- Published on March 17, 2012VIDEO
Professor Wolff's lecture:
Video of full event:
Question and Answer:
Over the last 10 days, Harvard students twice stopped business as usual at this richest of all US private universities. An Occupy Harvard encampment of tents followed a large march of many hundreds through the campus protesting Harvard's complicity in the nation's extreme inequality of income and wealth. A week earlier some 70 students walked out in protest of Harvard's large lecture course in introductory economics. They too explained that they were acting in solidarity with Occupy Wall Street (OWS) movements.
- Published on November 8, 2011VIDEO
These Tuesday evenings will each begin with an update and analysis of major economic events of the last month and their contexts of longer-term economic trends shaping politics and society here and abroad. We will focus on the evolving global capitalist economic crisis and its consequences. We will examine topics such as
- Published on November 1, 2011VIDEOIn the below animation and audio presentation, Wolff explains what class is all about and applies that understanding to the foreclosure crisis of 2007–2011. He argues that class concerns the "way our society splits up the output [and] leaves those who get the profits in the position of deciding and figuring out what to do with them...
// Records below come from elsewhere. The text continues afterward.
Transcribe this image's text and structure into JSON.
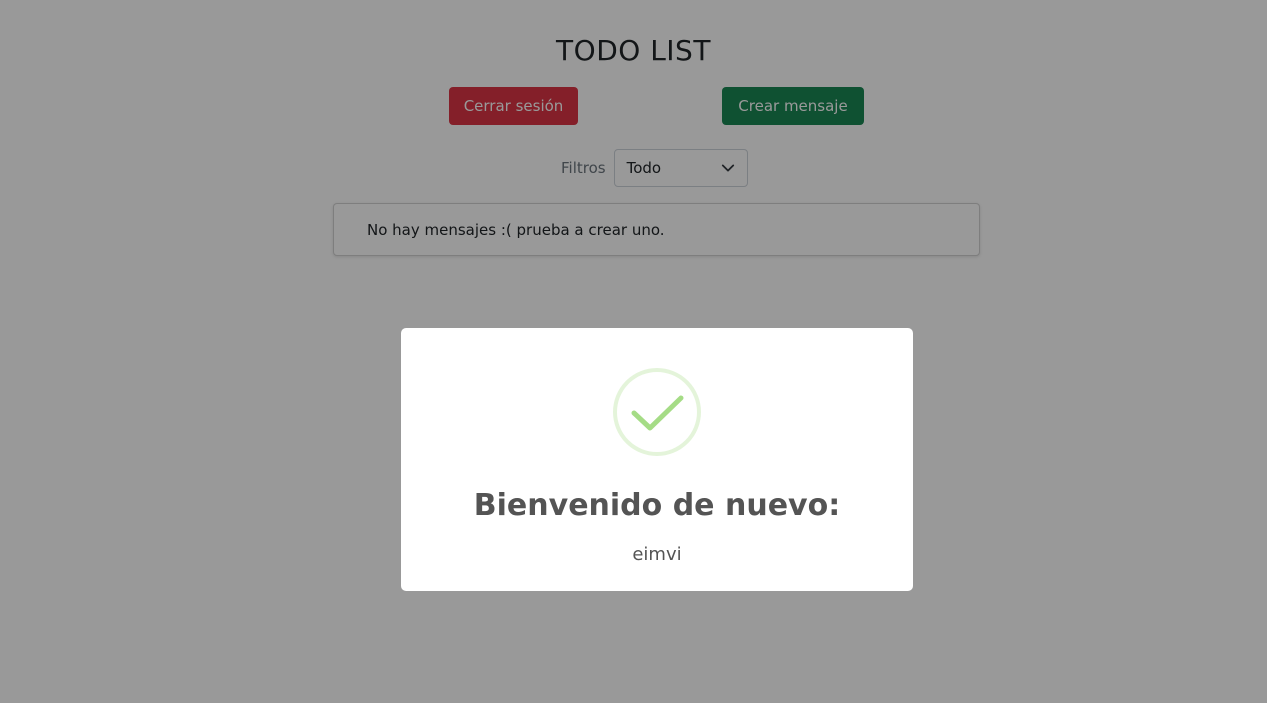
{
  "header": {
    "title": "TODO LIST"
  },
  "toolbar": {
    "logout_label": "Cerrar sesión",
    "create_label": "Crear mensaje"
  },
  "filters": {
    "label": "Filtros",
    "selected": "Todo"
  },
  "messages": {
    "empty_text": "No hay mensajes :( prueba a crear uno."
  },
  "modal": {
    "icon": "check-circle-icon",
    "title": "Bienvenido de nuevo:",
    "text": "eimvi"
  },
  "colors": {
    "danger": "#dc3545",
    "success": "#198754",
    "check": "#a5dc86"
  }
}
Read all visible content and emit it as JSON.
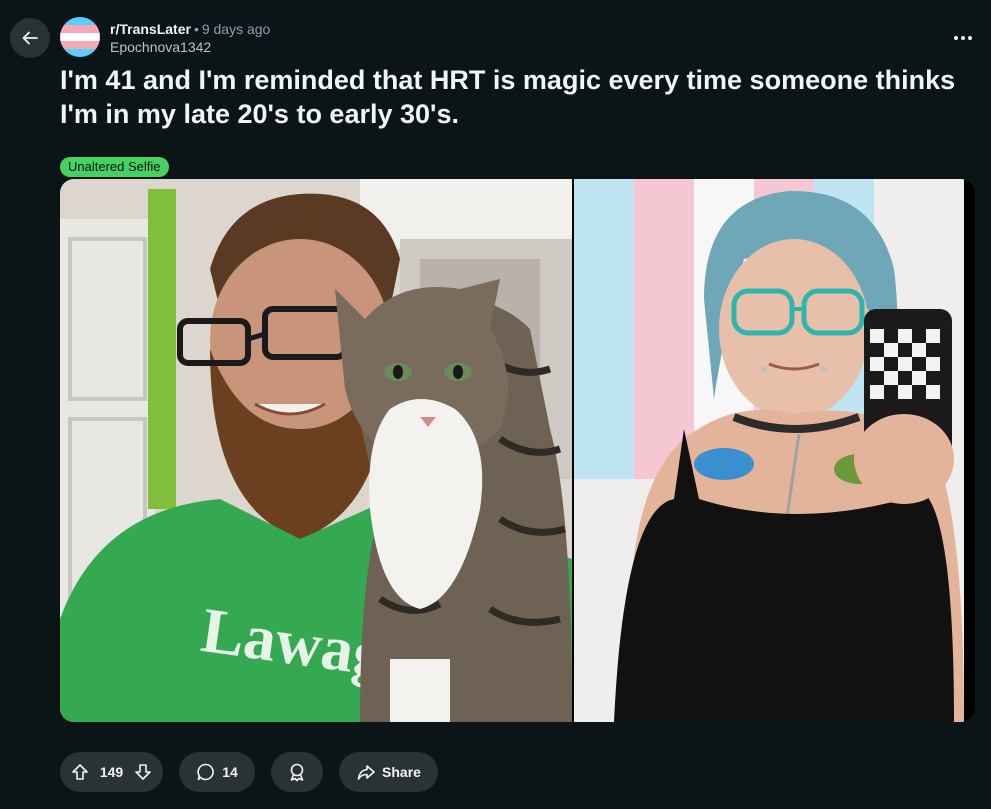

- Published on October 30, 2011AUDIO
Richard Wolff was invited to speak at the Schonberger Peace and Social Justice Lecture at the University of Maine on October 20th, 2011. The recorded audio touches on many of the normal analyses with some additional attention to recent events.
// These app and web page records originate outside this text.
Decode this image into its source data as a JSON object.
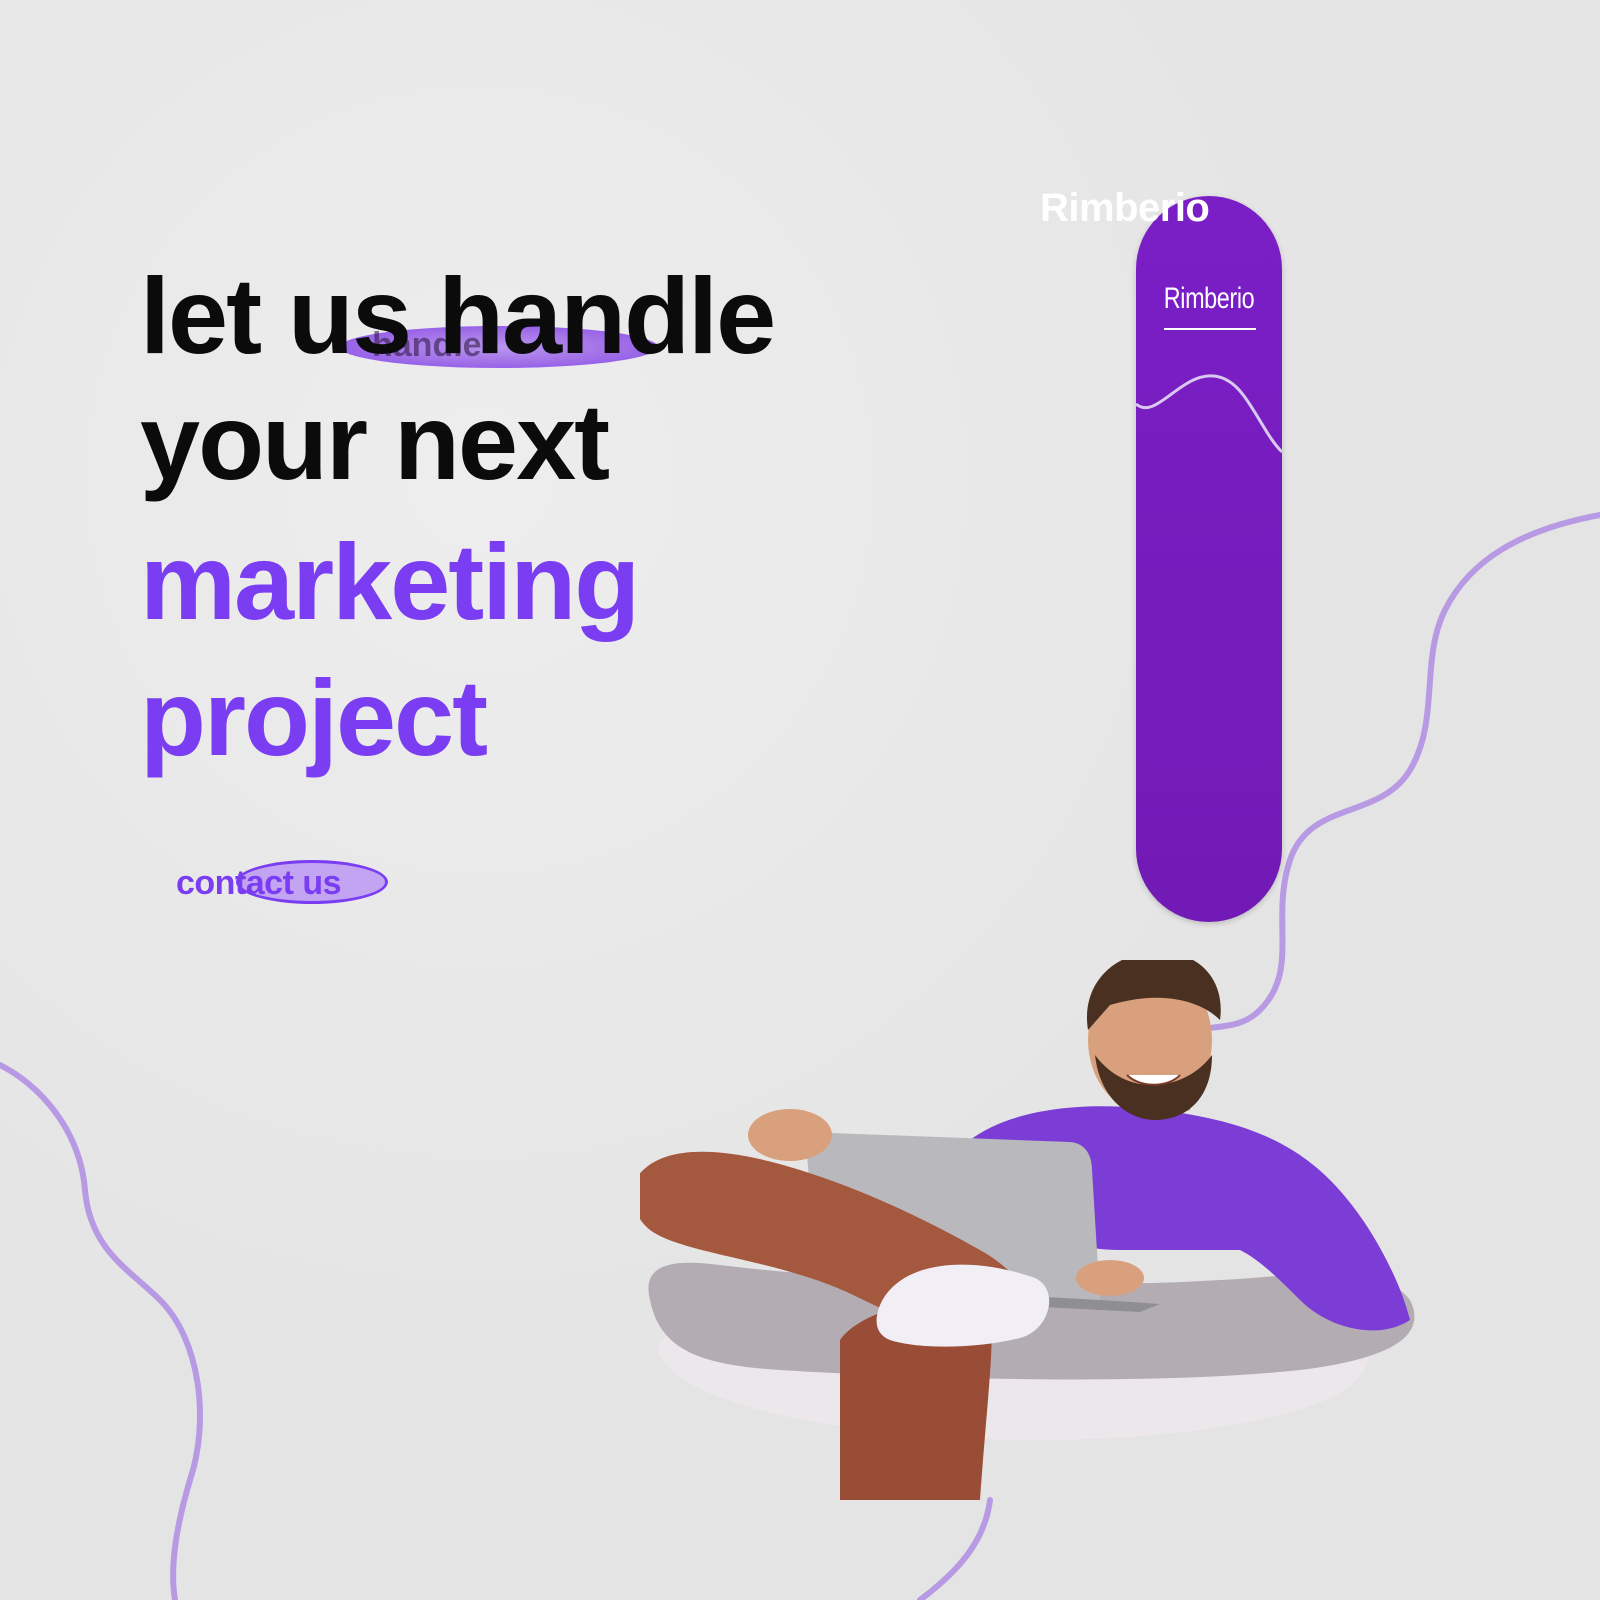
{
  "brand": {
    "name_top": "Rimberio",
    "name_bar": "Rimberio"
  },
  "headline": {
    "line1": "let us handle",
    "line2": "your next",
    "line3": "marketing",
    "line4": "project",
    "ghost_word": "handle"
  },
  "cta": {
    "label": "contact us"
  },
  "colors": {
    "accent": "#7b3df1",
    "bar": "#721ab5",
    "text": "#0b0b0b",
    "background": "#e4e4e4"
  },
  "illustration": {
    "subject": "man-with-laptop-in-chair"
  }
}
- It's official: wealth inequality accelerated over the past quarter century. The American dream was never a more hollow promisePublished on October 26, 2011
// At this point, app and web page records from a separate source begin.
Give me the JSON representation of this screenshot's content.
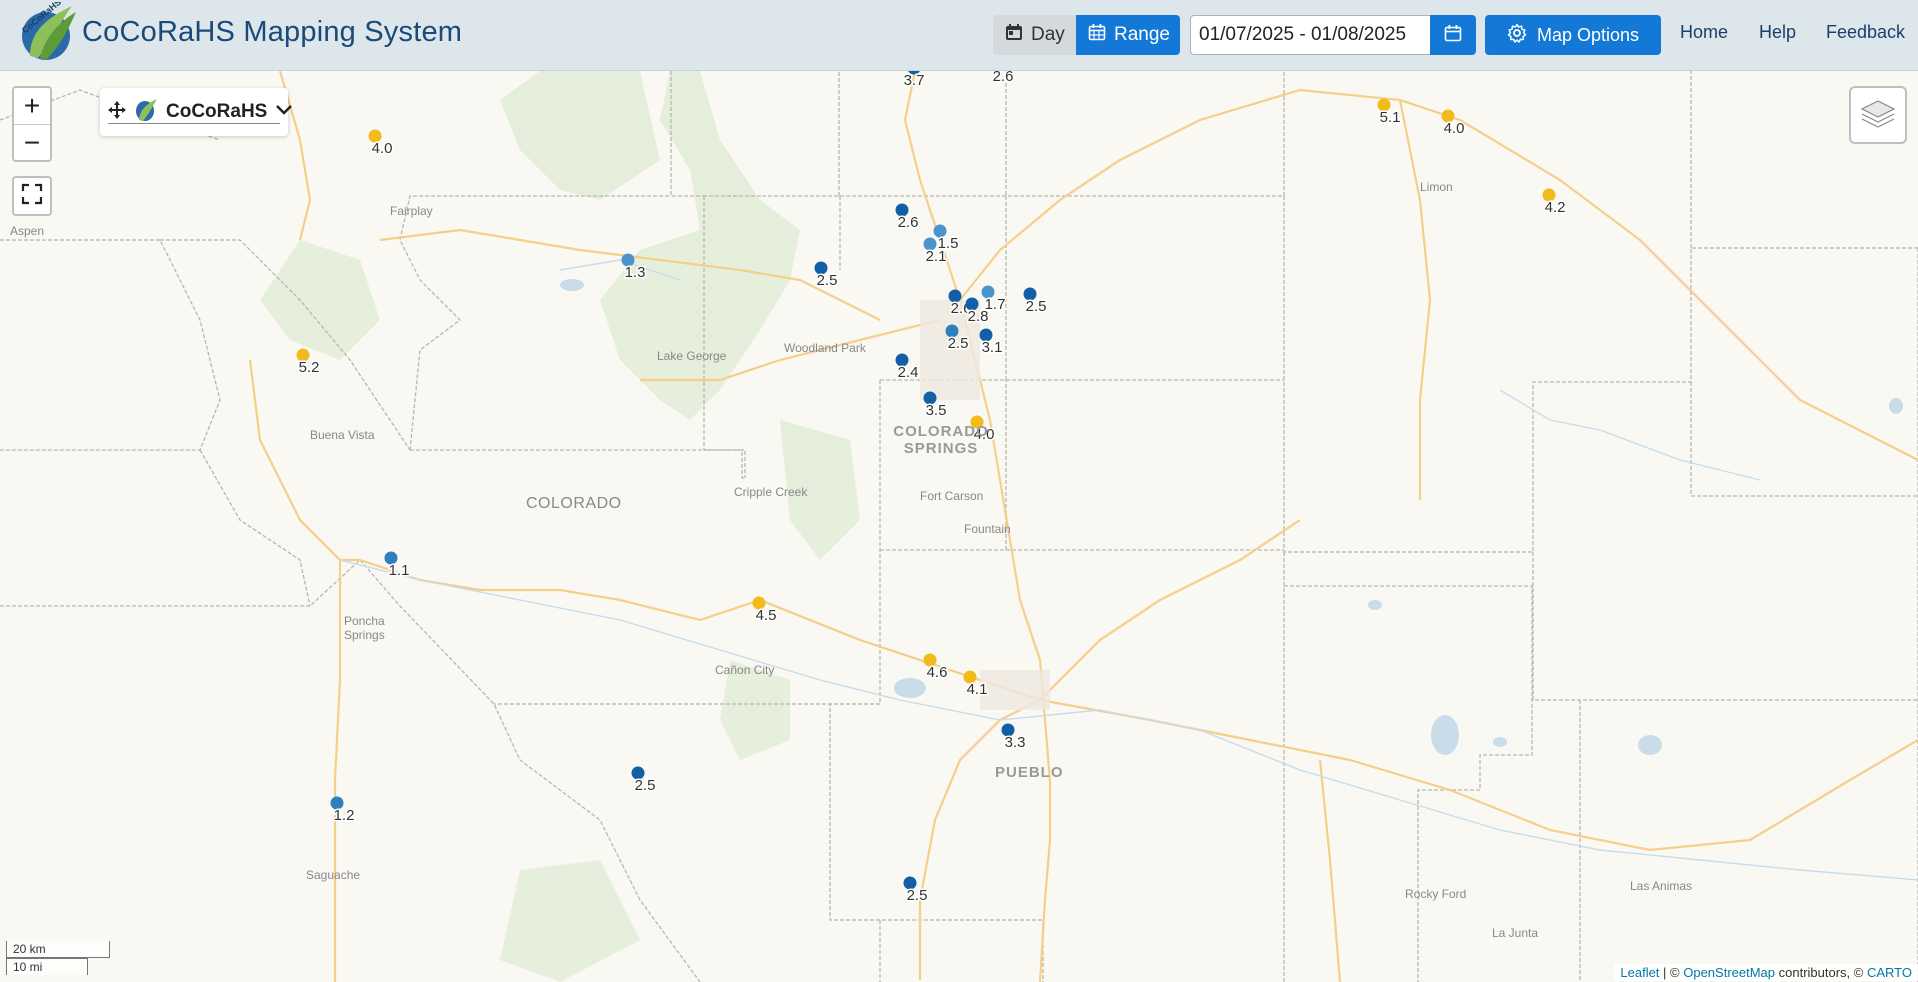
{
  "header": {
    "app_title": "CoCoRaHS Mapping System",
    "logo_text": "CoCoRaHS",
    "mode_day": "Day",
    "mode_range": "Range",
    "date_range": "01/07/2025 - 01/08/2025",
    "map_options": "Map Options",
    "nav": [
      "Home",
      "Help",
      "Feedback"
    ]
  },
  "map_controls": {
    "zoom_in": "+",
    "zoom_out": "−",
    "brand_label": "CoCoRaHS",
    "scale_km": "20 km",
    "scale_mi": "10 mi"
  },
  "attribution": {
    "leaflet": "Leaflet",
    "sep": " | © ",
    "osm": "OpenStreetMap",
    "contrib": " contributors, © ",
    "carto": "CARTO"
  },
  "colors": {
    "light_blue": "#4b93cf",
    "mid_blue": "#2f7ec0",
    "dark_blue": "#135fa6",
    "yellow": "#f2bb1c"
  },
  "places": [
    "Fairplay",
    "Lake George",
    "Woodland Park",
    "Buena Vista",
    "COLORADO",
    "Cripple Creek",
    "COLORADO SPRINGS",
    "Fort Carson",
    "Fountain",
    "Poncha Springs",
    "Cañon City",
    "PUEBLO",
    "Saguache",
    "Limon",
    "Rocky Ford",
    "Las Animas",
    "La Junta",
    "Aspen"
  ],
  "stations": [
    {
      "value": "3.7",
      "color": "dark_blue"
    },
    {
      "value": "2.6",
      "color": "dark_blue"
    },
    {
      "value": "4.0",
      "color": "yellow"
    },
    {
      "value": "5.1",
      "color": "yellow"
    },
    {
      "value": "4.0",
      "color": "yellow"
    },
    {
      "value": "4.2",
      "color": "yellow"
    },
    {
      "value": "2.6",
      "color": "dark_blue"
    },
    {
      "value": "1.5",
      "color": "light_blue"
    },
    {
      "value": "2.1",
      "color": "light_blue"
    },
    {
      "value": "1.3",
      "color": "light_blue"
    },
    {
      "value": "2.5",
      "color": "dark_blue"
    },
    {
      "value": "1.7",
      "color": "light_blue"
    },
    {
      "value": "2.5",
      "color": "dark_blue"
    },
    {
      "value": "2.6",
      "color": "dark_blue"
    },
    {
      "value": "2.8",
      "color": "dark_blue"
    },
    {
      "value": "2.5",
      "color": "mid_blue"
    },
    {
      "value": "3.1",
      "color": "dark_blue"
    },
    {
      "value": "2.4",
      "color": "dark_blue"
    },
    {
      "value": "5.2",
      "color": "yellow"
    },
    {
      "value": "3.5",
      "color": "dark_blue"
    },
    {
      "value": "4.0",
      "color": "yellow"
    },
    {
      "value": "1.1",
      "color": "mid_blue"
    },
    {
      "value": "4.5",
      "color": "yellow"
    },
    {
      "value": "4.6",
      "color": "yellow"
    },
    {
      "value": "4.1",
      "color": "yellow"
    },
    {
      "value": "3.3",
      "color": "dark_blue"
    },
    {
      "value": "2.5",
      "color": "dark_blue"
    },
    {
      "value": "1.2",
      "color": "mid_blue"
    },
    {
      "value": "2.5",
      "color": "dark_blue"
    }
  ]
}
Appeared originally in The Guardian "Comment is Free" on October 26th, 2011
A demonstrator tapes a dollar bill over his mouth in the Occupy Miami protest. Photograph: Joe Raedle/Getty Images
The just-released Congressional Budget Office report, Trends in the Distribution of Household Income Between 1979 and 2007, supports a basic claim of the Occupy Wall Street (OWS) movement sweeping the country: that deep economic inequality is corrupting politics, culture and American society as a whole.
- On Wednesday, October 12th 2011, the New America Foundation released a bold new plan to pull the global economy back from the brink. Economists give The Daily Beast their views. Plus, read the details of the proposal.Published on October 25, 2011
Jared Bernstein, senior fellow, Center on Budget and Policy Priorities
I think the authors are absolutely on the right track. and they’re smart to get outside the usual constraints—they essentially ignore issues like “shovel ready” or how our economy could actually absorb $240 billion a year in new infrastructure projects without trying to drink from a firehose. They say we will help underwater-mortgage holders who can ultimately service their loans but not the ones who can’t, when, of course, it’s not obvious which is which.